Pseudomonas aeruginosa is one of the main causes of pneumonia in immunosuppressed patients and people with lung diseases. Due to its high level of antibiotic resistance, it is increasingly difficult to eradicate the infections it causes and consequently, the WHO (World Health Organization) considers the development of new antibiotics against this pathogen a priority.
One of the factors that make Pseudomonas aeruginosa lethal is the Type VI Secretion System (T6SS). This secretory system assembles within Pseudomonas aeruginosa, and, when in contact with other cells, uses a contractile molecular mechanism to inject toxins into them. Although in the last decade a great advance has been made in our knowledge about Pseudomonas aeruginosa T6SS, and its relevance in bacterial competition and pathogenesis, the identities and functions of the vast majority of toxins secreted by T6SS are still unknown.
An international research team from the Institute of Biofisika (CSIC-UPV / EHU) led by David Albesa, has identified for the first time several toxins secreted by T6SS, among which is Tse8. This discovery may have effects on the future development of antibiotics. In the words of David Albesa, “The development of new antibiotics can be significantly facilitated if the biology of the causative agents is better understood. In this sense, Tse8 causes cell death in other bacteria in its environment, so deciphering the mechanism of action at the molecular level of this toxin could help to develop innovative strategies to combat pathogenic bacteria ”.
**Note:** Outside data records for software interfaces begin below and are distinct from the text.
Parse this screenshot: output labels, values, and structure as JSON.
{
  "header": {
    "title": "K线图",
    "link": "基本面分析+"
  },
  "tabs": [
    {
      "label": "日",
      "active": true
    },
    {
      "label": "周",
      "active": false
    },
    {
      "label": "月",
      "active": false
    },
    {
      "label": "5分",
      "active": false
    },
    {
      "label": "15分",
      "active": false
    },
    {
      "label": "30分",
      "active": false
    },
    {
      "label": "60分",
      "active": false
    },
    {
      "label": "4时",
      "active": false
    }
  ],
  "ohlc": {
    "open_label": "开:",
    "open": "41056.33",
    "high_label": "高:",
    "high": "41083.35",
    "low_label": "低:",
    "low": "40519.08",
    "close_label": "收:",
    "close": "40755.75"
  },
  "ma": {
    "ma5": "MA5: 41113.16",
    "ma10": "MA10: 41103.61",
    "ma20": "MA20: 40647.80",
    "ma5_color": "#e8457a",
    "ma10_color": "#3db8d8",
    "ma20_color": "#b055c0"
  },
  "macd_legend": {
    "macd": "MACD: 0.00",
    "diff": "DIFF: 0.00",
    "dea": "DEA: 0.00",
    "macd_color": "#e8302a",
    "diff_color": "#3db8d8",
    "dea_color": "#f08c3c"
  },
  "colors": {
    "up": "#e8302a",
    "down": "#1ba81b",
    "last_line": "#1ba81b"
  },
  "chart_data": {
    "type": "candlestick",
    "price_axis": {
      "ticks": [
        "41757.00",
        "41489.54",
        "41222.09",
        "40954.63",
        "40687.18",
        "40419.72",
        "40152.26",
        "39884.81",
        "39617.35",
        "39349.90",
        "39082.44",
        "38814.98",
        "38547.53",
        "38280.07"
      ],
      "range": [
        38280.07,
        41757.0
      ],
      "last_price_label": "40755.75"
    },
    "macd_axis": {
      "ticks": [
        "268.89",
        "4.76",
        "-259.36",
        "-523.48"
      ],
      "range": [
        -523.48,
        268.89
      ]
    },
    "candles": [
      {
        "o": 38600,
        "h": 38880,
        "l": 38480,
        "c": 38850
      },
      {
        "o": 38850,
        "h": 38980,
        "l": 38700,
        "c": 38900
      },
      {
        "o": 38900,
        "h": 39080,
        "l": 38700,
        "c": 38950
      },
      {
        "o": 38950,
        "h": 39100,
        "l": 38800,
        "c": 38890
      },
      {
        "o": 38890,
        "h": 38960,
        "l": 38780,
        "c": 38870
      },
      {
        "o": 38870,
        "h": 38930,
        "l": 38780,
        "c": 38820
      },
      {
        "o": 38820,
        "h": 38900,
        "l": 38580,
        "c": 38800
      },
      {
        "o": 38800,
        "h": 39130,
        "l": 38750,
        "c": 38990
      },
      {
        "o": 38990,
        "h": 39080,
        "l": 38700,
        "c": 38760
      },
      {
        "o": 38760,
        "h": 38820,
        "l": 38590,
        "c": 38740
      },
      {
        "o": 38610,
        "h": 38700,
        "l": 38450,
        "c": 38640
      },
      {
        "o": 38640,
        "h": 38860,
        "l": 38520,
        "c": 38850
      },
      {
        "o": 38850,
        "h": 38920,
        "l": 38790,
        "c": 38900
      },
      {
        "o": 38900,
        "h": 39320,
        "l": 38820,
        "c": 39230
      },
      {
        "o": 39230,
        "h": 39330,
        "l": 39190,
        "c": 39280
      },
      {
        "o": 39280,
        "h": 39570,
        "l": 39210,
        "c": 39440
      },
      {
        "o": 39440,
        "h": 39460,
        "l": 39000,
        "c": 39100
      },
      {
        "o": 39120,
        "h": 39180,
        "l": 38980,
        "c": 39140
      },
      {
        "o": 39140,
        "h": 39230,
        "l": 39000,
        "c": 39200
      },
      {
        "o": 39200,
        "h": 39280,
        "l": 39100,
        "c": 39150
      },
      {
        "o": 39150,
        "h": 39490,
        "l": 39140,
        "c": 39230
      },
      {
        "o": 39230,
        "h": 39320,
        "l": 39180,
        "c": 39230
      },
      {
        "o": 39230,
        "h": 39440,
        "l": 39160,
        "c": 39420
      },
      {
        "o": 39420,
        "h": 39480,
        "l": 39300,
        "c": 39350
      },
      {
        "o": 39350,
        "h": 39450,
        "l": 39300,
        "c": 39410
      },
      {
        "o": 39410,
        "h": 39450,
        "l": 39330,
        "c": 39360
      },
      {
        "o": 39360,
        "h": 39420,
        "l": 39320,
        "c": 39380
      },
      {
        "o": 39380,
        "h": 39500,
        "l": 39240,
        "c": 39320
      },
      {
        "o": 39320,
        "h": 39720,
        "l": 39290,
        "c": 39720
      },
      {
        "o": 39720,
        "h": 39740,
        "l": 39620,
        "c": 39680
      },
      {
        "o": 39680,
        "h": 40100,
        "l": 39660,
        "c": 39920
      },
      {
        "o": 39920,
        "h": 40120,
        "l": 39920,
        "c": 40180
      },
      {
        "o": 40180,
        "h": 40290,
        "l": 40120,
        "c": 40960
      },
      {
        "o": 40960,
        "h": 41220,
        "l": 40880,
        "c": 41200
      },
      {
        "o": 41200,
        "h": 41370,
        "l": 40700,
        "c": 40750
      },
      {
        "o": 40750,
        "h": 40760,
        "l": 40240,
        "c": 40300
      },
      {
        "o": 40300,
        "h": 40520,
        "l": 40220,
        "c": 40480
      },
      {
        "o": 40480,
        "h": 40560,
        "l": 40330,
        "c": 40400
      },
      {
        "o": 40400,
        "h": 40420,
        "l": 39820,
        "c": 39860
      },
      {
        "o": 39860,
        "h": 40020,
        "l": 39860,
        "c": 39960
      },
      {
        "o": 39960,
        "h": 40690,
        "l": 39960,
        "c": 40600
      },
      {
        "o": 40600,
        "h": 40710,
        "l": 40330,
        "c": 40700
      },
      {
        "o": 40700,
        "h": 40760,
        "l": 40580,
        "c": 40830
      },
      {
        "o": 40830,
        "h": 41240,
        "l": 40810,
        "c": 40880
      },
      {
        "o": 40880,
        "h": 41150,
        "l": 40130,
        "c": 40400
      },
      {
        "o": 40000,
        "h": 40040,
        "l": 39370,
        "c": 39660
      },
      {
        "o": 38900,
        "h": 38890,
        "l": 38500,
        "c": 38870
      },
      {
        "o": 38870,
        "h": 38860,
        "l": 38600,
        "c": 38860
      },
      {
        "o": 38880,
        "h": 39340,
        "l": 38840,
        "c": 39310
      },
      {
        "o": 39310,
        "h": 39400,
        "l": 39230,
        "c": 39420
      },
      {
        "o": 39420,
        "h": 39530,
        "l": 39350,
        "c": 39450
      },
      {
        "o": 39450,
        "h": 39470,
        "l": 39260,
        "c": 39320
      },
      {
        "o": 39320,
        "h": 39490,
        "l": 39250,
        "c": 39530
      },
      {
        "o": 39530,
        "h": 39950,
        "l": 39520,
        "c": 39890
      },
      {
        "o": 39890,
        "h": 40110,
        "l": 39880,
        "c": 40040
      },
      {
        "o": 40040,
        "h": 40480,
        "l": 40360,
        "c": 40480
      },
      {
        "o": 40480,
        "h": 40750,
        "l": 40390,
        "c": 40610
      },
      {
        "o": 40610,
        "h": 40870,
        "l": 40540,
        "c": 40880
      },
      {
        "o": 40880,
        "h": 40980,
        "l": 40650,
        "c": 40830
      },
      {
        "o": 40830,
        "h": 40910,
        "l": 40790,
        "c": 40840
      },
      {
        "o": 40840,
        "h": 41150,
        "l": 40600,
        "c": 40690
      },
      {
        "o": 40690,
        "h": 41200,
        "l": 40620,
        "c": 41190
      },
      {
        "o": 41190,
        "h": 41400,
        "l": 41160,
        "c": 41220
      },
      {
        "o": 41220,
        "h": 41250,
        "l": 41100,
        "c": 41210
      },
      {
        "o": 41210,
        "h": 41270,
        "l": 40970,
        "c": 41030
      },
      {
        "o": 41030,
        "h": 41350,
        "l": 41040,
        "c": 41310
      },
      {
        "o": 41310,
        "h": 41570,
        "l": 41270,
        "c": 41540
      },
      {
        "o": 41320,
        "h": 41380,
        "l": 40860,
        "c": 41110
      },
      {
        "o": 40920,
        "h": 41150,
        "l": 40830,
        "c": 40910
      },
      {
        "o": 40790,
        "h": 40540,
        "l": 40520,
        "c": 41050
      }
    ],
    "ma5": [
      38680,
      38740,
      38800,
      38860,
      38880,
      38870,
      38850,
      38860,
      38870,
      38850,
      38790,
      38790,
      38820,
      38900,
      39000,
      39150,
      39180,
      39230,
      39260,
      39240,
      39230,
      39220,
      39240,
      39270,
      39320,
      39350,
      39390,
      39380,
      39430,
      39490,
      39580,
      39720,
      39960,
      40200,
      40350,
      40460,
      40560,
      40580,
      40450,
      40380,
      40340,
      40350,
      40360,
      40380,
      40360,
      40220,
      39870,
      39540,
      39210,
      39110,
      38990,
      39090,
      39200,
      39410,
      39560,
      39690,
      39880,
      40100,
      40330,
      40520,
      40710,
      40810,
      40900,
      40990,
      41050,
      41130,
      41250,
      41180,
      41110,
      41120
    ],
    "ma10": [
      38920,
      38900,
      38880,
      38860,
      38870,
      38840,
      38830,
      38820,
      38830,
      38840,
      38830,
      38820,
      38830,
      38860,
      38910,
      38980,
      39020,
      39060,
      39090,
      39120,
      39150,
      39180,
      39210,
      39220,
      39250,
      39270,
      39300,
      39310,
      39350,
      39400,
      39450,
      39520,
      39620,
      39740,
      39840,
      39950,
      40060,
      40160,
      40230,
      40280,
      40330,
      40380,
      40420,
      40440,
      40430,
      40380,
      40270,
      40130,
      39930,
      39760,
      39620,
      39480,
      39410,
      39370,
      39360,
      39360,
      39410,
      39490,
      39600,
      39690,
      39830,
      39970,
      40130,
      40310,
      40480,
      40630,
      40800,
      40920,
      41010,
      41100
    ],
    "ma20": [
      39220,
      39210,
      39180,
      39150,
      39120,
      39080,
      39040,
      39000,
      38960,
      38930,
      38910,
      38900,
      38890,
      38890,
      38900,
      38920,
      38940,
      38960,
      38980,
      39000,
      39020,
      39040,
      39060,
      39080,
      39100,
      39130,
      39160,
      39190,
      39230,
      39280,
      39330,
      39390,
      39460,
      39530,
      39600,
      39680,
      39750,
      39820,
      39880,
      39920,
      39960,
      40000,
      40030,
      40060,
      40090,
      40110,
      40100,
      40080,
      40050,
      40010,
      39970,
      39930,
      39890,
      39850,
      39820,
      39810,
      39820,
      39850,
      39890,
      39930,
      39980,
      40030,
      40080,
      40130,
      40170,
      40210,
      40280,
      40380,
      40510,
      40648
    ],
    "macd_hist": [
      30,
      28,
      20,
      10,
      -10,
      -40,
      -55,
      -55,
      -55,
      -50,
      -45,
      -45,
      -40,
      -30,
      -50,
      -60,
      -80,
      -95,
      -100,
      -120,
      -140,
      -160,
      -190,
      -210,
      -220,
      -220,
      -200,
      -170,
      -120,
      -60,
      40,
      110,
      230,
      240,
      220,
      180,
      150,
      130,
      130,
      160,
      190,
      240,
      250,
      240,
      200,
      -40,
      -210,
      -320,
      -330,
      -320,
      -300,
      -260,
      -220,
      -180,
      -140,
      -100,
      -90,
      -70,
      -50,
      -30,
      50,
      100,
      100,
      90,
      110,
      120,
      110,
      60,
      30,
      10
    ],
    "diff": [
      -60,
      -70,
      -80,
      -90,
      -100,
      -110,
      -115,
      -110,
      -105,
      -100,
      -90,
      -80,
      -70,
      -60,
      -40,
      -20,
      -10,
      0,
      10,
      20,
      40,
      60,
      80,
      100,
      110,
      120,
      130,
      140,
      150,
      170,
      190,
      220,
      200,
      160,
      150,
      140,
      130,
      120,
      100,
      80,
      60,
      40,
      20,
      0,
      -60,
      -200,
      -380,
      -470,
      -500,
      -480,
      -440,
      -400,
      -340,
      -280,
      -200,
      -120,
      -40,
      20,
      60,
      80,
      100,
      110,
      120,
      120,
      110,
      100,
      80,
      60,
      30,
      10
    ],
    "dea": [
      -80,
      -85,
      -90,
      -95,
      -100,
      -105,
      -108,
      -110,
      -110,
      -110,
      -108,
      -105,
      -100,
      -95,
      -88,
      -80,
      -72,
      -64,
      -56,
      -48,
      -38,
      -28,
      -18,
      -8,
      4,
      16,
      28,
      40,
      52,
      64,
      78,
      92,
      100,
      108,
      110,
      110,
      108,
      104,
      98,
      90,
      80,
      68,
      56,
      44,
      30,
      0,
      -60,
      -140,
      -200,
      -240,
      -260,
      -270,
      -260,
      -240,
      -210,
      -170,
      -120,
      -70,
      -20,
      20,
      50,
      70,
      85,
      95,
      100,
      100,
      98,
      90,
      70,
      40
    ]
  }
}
The work has been published in the prestigious Journal of Structural Biology.
Link to the scientific publication: https://doi.org/10.1016/j.jsb.2020.107651.